Thune is wasting no time getting to work on the bill, which was introduced earlier this week. On March 16, the Senate Commerce Committee will mark up the bill, which allows Congress to modify the terms under which the FCC operates and how funds may be spent.

Among other things, the bill reauthorizes the FCC for only two years and includes funding for the spectrum auction. It also requires the GAO to study FCC regulatory fees—the FCC assesses fees based on allocating full time employees (FTEs) to various regulatory-related functions.

That part of the bill was of particular interest to ACA, which takes issue at how the fees are applied.

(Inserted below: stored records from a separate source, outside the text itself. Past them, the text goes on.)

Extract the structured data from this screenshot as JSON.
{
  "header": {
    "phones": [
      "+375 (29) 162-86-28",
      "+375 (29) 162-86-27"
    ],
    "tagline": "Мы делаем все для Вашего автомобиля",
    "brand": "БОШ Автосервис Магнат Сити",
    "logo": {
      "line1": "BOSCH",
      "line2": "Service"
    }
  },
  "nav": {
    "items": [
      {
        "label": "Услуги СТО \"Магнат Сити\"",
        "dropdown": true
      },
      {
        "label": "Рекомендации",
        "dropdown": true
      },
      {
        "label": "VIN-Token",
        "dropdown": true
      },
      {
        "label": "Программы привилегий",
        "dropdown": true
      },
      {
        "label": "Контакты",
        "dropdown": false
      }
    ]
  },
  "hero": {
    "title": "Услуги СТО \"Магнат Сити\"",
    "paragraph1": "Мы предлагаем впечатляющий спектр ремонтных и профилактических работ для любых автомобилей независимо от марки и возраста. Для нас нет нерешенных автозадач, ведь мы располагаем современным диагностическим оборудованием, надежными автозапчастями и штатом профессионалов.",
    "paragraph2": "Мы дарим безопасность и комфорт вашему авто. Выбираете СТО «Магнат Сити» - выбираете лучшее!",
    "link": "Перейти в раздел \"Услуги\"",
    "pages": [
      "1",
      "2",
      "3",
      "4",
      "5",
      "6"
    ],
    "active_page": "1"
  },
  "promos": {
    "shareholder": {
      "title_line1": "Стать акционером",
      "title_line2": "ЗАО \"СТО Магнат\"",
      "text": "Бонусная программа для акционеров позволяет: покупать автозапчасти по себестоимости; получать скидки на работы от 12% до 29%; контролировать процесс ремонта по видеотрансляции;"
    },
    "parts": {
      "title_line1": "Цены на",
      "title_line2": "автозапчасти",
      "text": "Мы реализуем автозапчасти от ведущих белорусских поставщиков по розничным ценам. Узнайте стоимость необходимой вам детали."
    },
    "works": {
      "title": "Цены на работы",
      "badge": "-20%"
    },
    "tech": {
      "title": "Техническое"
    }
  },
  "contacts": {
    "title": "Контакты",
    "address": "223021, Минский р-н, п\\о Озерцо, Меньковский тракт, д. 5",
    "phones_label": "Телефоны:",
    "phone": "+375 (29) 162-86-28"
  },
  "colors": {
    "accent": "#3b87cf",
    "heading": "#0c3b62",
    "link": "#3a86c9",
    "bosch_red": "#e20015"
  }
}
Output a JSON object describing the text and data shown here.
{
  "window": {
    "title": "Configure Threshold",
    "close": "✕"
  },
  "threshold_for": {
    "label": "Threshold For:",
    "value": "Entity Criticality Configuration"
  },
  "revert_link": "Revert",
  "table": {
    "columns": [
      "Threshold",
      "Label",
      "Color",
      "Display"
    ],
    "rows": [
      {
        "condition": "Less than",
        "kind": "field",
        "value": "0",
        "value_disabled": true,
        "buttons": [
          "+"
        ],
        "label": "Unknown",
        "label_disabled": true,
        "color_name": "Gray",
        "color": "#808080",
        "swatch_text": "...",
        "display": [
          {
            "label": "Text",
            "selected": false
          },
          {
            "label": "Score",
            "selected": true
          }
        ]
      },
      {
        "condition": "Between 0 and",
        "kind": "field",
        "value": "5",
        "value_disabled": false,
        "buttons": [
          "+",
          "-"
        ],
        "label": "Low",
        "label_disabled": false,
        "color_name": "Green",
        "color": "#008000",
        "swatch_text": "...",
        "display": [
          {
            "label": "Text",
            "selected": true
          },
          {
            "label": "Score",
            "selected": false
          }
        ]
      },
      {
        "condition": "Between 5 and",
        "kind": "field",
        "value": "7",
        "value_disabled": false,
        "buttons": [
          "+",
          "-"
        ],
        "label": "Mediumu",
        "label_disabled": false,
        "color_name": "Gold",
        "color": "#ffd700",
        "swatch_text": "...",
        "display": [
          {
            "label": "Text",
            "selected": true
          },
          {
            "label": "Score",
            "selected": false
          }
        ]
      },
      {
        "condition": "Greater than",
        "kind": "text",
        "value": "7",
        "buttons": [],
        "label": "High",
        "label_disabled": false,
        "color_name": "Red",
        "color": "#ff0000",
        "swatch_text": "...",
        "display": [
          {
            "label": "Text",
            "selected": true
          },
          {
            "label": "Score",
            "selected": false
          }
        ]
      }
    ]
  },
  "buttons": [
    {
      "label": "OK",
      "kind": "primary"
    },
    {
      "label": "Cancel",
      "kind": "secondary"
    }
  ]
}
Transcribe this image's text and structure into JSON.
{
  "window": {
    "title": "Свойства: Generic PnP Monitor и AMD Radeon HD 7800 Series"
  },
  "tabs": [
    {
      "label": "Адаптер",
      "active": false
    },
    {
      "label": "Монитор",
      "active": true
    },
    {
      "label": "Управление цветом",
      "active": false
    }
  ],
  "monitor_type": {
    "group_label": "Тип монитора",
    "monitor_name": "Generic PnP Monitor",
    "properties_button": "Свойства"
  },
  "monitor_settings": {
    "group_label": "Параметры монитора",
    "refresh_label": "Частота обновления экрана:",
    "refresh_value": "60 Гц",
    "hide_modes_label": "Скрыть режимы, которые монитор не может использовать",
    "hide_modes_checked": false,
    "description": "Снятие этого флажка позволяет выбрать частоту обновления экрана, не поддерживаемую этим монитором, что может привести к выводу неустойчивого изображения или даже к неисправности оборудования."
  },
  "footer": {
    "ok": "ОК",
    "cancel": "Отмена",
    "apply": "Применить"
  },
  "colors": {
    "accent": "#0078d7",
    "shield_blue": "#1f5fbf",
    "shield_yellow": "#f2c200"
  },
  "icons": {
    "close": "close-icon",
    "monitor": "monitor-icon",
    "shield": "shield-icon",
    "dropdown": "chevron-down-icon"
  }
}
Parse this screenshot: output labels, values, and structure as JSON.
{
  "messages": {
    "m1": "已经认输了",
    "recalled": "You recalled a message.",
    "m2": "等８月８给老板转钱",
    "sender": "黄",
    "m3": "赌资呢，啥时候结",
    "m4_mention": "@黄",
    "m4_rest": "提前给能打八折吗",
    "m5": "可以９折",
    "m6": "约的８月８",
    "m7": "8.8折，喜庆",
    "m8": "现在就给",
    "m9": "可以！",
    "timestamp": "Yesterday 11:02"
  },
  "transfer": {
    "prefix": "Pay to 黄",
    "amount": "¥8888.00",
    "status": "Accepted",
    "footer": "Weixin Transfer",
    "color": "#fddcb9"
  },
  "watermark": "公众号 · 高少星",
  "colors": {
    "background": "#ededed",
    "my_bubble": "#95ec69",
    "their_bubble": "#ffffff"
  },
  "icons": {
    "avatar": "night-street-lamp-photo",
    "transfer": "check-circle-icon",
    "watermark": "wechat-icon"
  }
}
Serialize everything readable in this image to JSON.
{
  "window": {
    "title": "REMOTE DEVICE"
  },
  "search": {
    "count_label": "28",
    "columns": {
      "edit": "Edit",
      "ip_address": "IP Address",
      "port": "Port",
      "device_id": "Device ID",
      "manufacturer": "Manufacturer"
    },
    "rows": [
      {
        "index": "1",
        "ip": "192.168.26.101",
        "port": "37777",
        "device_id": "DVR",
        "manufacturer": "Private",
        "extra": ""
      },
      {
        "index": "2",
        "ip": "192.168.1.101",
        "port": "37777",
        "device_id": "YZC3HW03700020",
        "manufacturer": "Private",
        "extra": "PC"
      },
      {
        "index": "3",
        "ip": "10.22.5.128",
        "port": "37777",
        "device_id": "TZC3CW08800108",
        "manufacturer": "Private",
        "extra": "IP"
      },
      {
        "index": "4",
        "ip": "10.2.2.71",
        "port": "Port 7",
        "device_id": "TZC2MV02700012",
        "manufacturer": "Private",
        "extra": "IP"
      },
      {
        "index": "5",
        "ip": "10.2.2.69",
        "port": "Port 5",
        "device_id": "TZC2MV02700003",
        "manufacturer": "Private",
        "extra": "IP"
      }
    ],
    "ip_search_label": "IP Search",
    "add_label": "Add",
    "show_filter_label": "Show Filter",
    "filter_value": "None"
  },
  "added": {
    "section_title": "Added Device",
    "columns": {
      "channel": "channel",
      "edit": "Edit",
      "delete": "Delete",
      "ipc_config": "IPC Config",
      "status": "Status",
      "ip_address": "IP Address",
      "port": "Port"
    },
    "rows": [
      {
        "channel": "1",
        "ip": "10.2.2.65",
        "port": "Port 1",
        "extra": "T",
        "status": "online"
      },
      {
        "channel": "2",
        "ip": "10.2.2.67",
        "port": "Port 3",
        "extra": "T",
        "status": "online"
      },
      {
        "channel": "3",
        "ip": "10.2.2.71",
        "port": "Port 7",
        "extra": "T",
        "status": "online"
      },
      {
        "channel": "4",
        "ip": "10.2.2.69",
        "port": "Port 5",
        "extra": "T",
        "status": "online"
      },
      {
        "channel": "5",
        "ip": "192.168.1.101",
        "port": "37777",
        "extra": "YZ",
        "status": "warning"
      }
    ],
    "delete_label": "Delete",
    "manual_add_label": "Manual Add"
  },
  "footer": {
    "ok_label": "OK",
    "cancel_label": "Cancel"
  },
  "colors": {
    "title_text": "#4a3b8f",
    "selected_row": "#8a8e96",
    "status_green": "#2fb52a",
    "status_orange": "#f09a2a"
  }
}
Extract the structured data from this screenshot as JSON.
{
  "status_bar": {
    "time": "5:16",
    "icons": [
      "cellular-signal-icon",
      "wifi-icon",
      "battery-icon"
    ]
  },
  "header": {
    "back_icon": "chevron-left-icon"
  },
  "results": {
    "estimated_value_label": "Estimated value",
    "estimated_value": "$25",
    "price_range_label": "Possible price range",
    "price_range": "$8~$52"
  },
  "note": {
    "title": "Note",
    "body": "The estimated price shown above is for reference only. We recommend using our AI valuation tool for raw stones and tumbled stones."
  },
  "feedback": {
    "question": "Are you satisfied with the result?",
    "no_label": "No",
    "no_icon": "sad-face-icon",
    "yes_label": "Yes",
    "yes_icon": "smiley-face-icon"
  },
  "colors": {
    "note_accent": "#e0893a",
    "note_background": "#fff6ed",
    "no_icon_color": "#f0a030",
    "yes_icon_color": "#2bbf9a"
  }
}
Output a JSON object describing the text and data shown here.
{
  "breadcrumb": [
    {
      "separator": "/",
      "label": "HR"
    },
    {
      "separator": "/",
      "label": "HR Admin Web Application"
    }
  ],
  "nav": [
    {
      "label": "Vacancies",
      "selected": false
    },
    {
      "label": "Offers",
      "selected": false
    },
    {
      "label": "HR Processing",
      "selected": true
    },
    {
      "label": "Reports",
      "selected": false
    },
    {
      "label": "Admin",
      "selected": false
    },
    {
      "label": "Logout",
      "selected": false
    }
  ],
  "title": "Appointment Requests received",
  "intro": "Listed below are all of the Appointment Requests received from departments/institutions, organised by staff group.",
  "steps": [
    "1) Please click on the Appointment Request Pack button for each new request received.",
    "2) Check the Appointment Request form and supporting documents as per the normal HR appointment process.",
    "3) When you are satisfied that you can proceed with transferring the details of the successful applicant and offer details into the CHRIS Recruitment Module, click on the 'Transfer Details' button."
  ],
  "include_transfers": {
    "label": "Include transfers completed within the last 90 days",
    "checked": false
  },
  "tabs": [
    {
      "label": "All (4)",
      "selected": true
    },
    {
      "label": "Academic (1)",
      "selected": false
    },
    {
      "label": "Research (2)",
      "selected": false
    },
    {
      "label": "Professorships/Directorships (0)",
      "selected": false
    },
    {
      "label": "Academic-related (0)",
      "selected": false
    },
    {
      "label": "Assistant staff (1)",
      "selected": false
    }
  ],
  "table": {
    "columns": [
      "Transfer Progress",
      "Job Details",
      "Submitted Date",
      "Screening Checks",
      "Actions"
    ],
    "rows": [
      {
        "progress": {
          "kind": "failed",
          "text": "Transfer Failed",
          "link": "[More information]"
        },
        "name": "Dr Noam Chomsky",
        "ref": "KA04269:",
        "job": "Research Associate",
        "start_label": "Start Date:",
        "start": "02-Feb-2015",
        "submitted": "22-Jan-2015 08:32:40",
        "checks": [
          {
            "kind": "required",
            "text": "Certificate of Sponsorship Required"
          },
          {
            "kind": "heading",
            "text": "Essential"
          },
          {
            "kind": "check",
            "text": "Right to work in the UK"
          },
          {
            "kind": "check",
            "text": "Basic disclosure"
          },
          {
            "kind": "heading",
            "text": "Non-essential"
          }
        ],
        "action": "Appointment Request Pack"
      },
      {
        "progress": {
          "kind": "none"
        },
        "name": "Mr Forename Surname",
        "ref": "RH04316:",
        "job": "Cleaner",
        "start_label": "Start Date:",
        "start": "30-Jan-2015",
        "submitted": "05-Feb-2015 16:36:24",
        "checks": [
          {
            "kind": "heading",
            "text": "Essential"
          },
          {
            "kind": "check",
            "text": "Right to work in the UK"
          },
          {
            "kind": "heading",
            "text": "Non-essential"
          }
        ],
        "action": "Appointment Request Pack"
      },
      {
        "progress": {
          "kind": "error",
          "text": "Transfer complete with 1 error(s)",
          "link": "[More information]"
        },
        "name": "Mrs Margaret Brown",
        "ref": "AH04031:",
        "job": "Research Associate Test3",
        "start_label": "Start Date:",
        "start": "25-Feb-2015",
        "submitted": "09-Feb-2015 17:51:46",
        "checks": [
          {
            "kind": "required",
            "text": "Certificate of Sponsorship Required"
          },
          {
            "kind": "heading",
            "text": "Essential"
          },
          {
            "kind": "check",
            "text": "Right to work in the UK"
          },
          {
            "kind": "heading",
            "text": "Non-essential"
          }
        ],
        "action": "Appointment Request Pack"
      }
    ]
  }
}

"ACA has pointed out on several occasions that the FCC's regulatory fee program has treated cable operators unfairly by exempting satellite TV providers from paying their fair share of the cost to support the regulatory activities of the FCC's Media Bureau," said Polka. "Although the FCC has finally begun to reduce fee burdens on cable providers," he said, "Sen. Thune's bill takes the right approach by requiring the Government Accountability Office to determine whether the current fee structure correlates to the actual workload of the FCC."

Last summer, the FCC voted to start charging satellite operators per-sub user fees, bringing it more in line with those levied on cable and telco video distributors.

John Eggerton

Contributing editor John Eggerton has been an editor and/or writer on media regulation, legislation and policy for over four decades, including covering the FCC, FTC, Congress, the major media trade associations, and the federal courts. In addition to Multichannel News and Broadcasting + Cable, his work has appeared in Radio World, TV Technology, TV Fax, This Week in Consumer Electronics, Variety and the Encyclopedia Britannica.